Väike-Õismäe was designed in 1968 and 69 by the architects Mart Port and Malle Meelak. The name of the district, in Estonian, meant “Lesser Blossom Hill.” Even before construction began, the Soviet press were hailing it as the future of utopian urban design. International architectural journals had their eye on the new development outside Tallinn too; for example, a 1970 special edition of L’Architecture d’Aujourd’hui tipped Väike-Õismäe to be a “Soviet achievement in residential planning.”
Designed to accommodate 45,000 residents, the housing blocks of Väike-Õismäe formed a series of concentric circles around an artificial lake. The innermost circle, at the water’s edge, would be a green area featuring pedestrian tracks and cycle paths connecting various shops, leisure venues, and schools. Surrounding this was the first ring of story housing blocks, interspersed with occasional 16-story high rises. Outside of that lay the main circular road through Väike-Õismäe for public transport and other traffic. Finally, beyond the main road, a ring of five-story apartment buildings completed the outermost wall of the district.
Construction began in 1971, continuing through to 1975. Väike-Õismäe was truly experimental for its time, disregarding what were then the standard Soviet building regulations for a mikrorayon.
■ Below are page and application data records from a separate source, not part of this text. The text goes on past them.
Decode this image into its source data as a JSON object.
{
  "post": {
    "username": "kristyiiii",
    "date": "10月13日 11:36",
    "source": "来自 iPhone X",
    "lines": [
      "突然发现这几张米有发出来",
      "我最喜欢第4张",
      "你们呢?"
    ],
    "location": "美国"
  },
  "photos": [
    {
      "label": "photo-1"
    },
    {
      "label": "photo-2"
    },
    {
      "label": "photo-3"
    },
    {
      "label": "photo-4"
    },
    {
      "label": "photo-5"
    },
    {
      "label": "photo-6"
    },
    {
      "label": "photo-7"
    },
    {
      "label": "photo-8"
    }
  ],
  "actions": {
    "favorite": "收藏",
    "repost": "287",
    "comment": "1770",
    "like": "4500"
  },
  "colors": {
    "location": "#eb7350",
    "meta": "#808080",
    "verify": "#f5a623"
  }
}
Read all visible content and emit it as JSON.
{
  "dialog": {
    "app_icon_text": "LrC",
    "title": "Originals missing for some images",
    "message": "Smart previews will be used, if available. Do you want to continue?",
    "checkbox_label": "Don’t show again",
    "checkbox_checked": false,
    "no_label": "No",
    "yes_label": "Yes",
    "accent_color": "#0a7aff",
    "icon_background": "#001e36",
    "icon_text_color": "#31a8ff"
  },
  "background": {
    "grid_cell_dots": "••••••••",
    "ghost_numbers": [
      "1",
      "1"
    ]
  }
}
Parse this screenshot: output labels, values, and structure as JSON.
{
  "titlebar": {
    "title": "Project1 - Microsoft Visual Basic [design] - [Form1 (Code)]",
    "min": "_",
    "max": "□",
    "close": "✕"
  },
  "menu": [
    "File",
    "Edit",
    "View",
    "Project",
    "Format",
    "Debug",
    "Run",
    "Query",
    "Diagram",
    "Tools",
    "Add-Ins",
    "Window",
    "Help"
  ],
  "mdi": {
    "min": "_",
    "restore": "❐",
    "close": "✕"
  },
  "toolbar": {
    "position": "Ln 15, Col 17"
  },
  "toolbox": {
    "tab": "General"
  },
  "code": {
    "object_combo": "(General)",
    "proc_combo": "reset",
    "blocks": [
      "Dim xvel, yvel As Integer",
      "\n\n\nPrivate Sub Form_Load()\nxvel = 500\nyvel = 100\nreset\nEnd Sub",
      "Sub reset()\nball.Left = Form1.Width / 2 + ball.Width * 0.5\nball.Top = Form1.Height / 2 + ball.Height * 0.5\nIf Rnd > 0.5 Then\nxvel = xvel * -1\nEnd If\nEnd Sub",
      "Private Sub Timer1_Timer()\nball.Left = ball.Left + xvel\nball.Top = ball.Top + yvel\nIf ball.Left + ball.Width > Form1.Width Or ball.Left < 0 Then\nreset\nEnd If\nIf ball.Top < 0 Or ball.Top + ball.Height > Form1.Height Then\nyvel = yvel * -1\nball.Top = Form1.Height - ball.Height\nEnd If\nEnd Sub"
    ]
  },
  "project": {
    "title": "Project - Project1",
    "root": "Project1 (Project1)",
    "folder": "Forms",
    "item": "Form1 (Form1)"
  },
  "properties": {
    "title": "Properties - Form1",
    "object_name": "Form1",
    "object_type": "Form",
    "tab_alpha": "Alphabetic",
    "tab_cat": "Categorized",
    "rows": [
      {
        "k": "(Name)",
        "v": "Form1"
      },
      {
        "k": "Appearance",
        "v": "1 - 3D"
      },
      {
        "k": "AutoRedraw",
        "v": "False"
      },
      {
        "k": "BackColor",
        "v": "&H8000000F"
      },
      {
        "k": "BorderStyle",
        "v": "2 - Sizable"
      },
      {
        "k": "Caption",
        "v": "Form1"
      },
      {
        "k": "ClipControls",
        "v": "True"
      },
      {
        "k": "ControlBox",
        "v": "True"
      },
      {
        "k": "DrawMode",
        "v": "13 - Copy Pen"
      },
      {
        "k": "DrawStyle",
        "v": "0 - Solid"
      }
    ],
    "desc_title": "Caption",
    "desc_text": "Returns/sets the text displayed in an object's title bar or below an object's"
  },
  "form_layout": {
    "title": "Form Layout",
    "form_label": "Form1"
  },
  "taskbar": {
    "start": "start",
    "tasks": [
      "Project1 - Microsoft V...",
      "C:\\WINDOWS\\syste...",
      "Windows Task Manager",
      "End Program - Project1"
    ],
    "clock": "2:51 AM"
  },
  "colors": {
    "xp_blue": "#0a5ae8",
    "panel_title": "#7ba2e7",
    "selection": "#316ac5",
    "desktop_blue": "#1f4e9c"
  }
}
In 1976, the architectural team responsible for Väike-Õismäe was awarded the Prize of Architecture of the USSR Council of Ministers.
However, that’s not to say that every element of the experiment was a success. Visitors and even residents sometimes had difficulty orienting themselves in the endless circular street around Väike-Õismäe, while many of the intended urban amenities were never completed. The original plan detailed 75 grocery stores and 12 other specialized shops in addition to three canteens, 30 beauty salons, and car parking spaces for up to 5,050 vehicles (based on a typical ownership rate of 170 cars per 1,000 citizens). However, only around 25 percent of these facilities were ever built. There was a deficit in community centers, and an even more drastic deficit in grocery stores: just three were opened, which resulted in residents having to wait in long queues for basic necessities.
After Estonia regained its independence from Soviet rule, post-1991, other shortcomings became apparent too. Väike-Õismäe was designed as a socialist urban utopia, but its rigid street plan did not lend itself well to post-socialist growth. For example by 2016, the rate of car ownership in Estonia had risen dramatically to 534 vehicles per 1,000 citizens; Väike-Õismäe, with its single ring road and lack of radials connecting inner and outer rings, soon became a driver’s nightmare.
As of 2015, the population of Väike-Õismäe was roughly 27,500 people. It survives today as an urban oddity on the outskirts of Tallinn; notoriously difficult to navigate, and far more impressive as seen in aerial photographs online, than it appears from its street-level traffic jams.
Know Before You Go
The Väike-Õismäe district is located on the western outskirts of Tallinn, Estonia. There isn’t a huge amount to do here, exactly, though fans of Modernist architecture and/or socialist urban planning will likely appreciate a walk through the pedestrian paths and ring roads of this past future utopia.